WHAT YOU WILL DO -> Report each line of the data that has "Systemmitteilung" somewhere in it.
=== INFORMATION SUPPLIED ===
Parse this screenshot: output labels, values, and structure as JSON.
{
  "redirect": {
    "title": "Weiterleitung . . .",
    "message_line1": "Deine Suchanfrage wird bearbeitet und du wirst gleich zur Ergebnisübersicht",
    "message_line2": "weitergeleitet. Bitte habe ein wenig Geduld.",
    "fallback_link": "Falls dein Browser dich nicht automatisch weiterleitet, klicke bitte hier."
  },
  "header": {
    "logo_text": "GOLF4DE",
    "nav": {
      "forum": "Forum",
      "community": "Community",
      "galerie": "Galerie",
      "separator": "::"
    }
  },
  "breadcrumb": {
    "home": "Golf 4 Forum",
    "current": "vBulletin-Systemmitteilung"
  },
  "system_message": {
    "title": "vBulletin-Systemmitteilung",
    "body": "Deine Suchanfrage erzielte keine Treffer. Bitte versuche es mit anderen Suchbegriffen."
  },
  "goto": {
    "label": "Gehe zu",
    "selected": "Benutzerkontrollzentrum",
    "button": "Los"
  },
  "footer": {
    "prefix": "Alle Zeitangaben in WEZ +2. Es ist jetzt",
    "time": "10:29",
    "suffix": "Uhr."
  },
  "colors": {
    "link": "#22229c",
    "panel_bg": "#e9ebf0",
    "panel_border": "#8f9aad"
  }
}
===
OUTPUT BELOW ->
    "current": "vBulletin-Systemmitteilung"
    "title": "vBulletin-Systemmitteilung",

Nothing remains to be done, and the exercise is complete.